Jamal Simmons: AT&T/T-Mobile merger — AT&T has committed to spending $8 billion investing in infrastructure and networks to provide this high speed wireless broadband 4G to 97% of Americans. That’s 55 million more people who have access to broadband if this deal with T-Mobile would be able to go through. That’s a lot of money for a lot of people. A lot of jobs would be created off that money. If we were to see that kind of investment take place in the U.S. The trick is for African Americans and any community really for people to have the educational background and skills backgrounds to fill those jobs that will be created. We talked about how to get people prepared for the jobs that could come online.
HG: How do people prepare for those jobs? Do they have to go back to school? Is it all about retraining because of some of the jobs that were lost aren’t coming back.
Jamal Simmons: Education and retraining are going to be critical. Some people will be going to a four year university or a two year community colleges.
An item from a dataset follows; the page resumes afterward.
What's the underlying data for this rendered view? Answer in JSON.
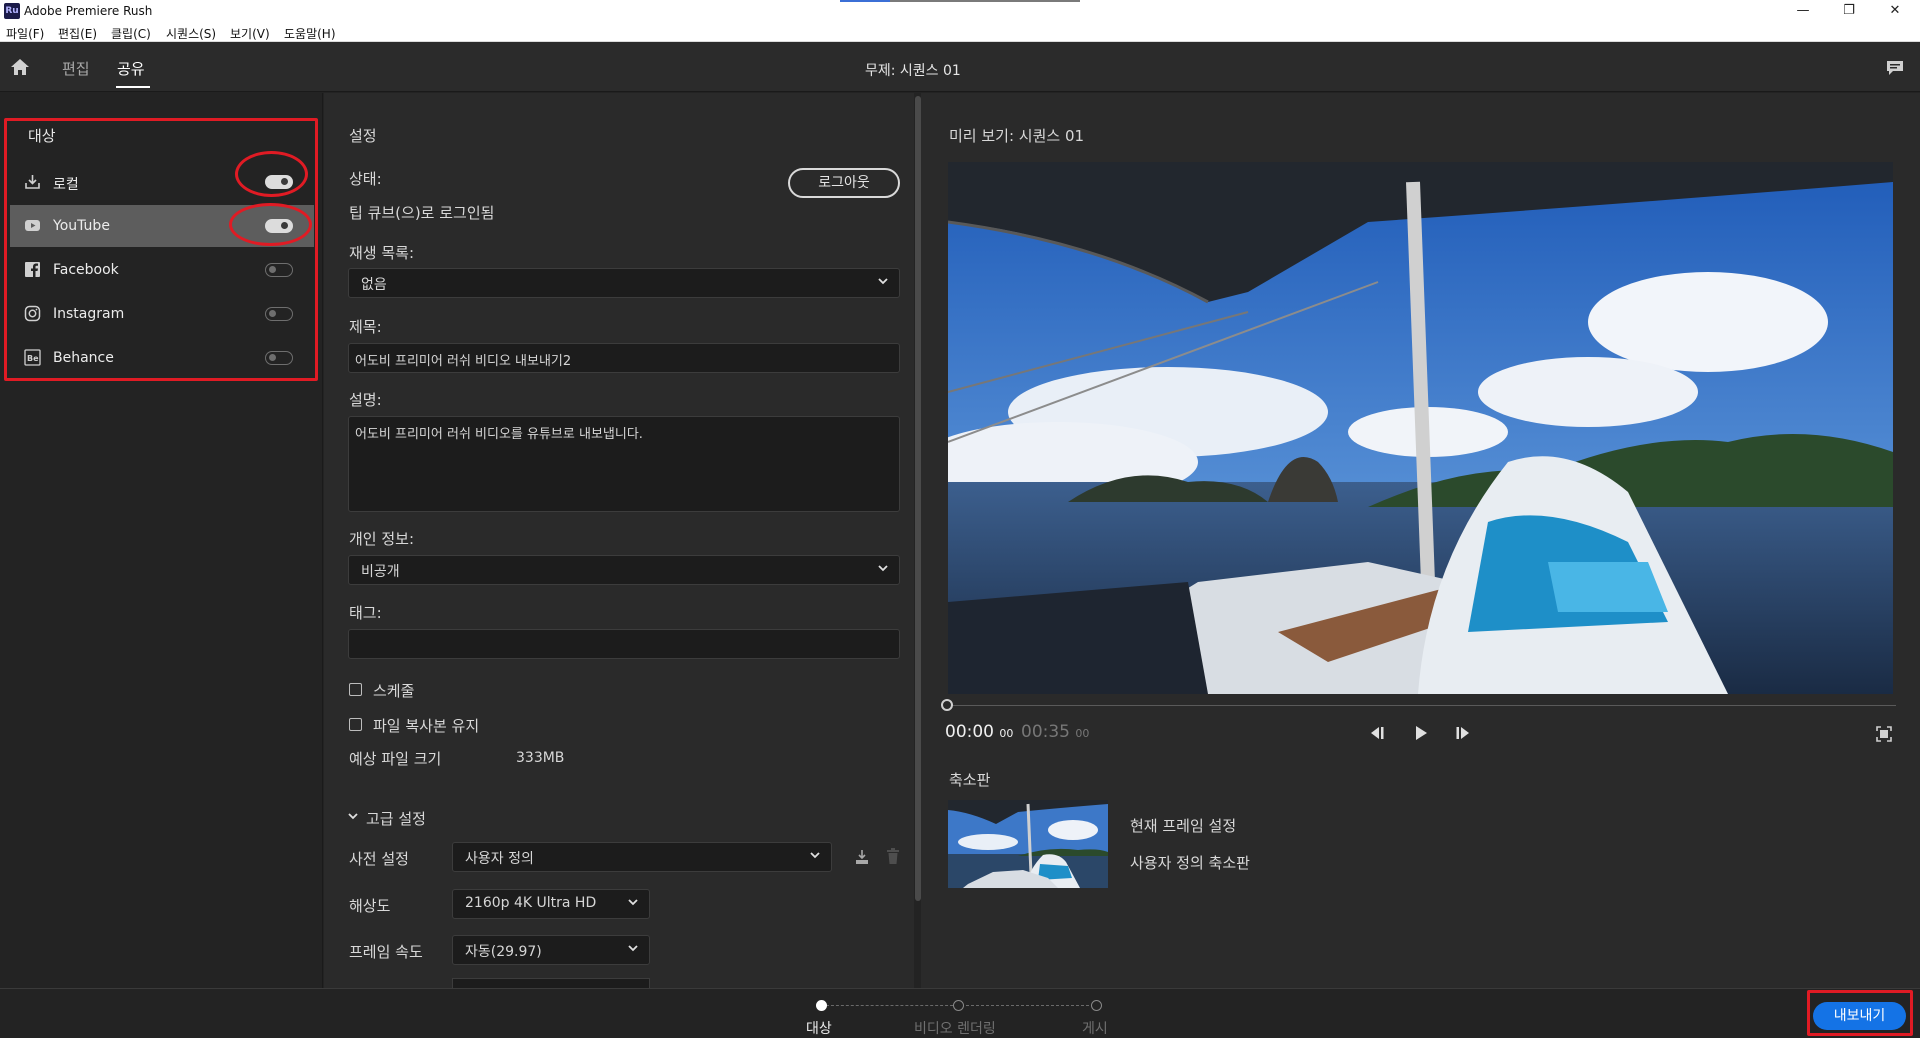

Some people will be going on line for training, that’s the benefit for broadband internet access. There will be a variety of ways for people have to access the training and the new skills they are going to need. Bill Gates gave a testimony a couple years ago where he said there will be 2.5 million technology jobs will be created in the United States over the next few years, but every year we have fewer and fewer people graduating with technology, science, Math and engineering degrees. What we have to do as a community is to get prepared. Nobody wants the jobs to be sent overseas or offshored.
HG: I know many young people today have never heard of the Black Wall Street that flourished in the early 1900s in Oklahoma. That came about through entrepreneurship and a determination to rise above their circumstances. How would broadband expansion and what your organization does help young people, any of whom are unemployed today, reinvent themselves and possibly start their own businesses:
Jamal Simmons: What’s great about broadband and technology is that it lowers the barriers to entry in some many economic spheres. A young person with a good idea can buy a website, have a cell phone and a wireless connection can start a company. It doesn’t take that much money. They can take that idea and go on the internet and take it globally. I have some friends who started a shoe company and they took it online because they found they could make more money and reach more people across the world than if they had a brick and mortar store. That’s the world that we are moving into. Young people who are coming up in their teens and 20s will know a lot more about how to use technology than someone in their 40s.
The interview resonated with me on so many levels because in many ways, the crisis we face in the black community will take a complete paradigm shift and the same level of innovation and determination the people who made the Black Wall Street in Oklahoma flourish possessed. Broadband is an important step in this direction. There are so many things that we can do with technology — communicate with your doctor, watch the Sunday service at your church, attend a college or university, or even a trade school, do your banking, watch videos, sell products & services, support a cause in another country, read the news, telecommute and so on. Technology affects every area of our lives. The sooner we embrace technology and use it to learn new skills to launch a new career, the quicker we will see an end to outsourcing of jobs and have a more technologically savvy population. Just think back to how limited you were in the 1980s without a cell phone and high speed internet connections? With that said, our best days are ahead of us. Go ahead, embrace technology and please support the Internet Innovation Alliance and the great work they are doing.
Cross posted from Hinterland Gazette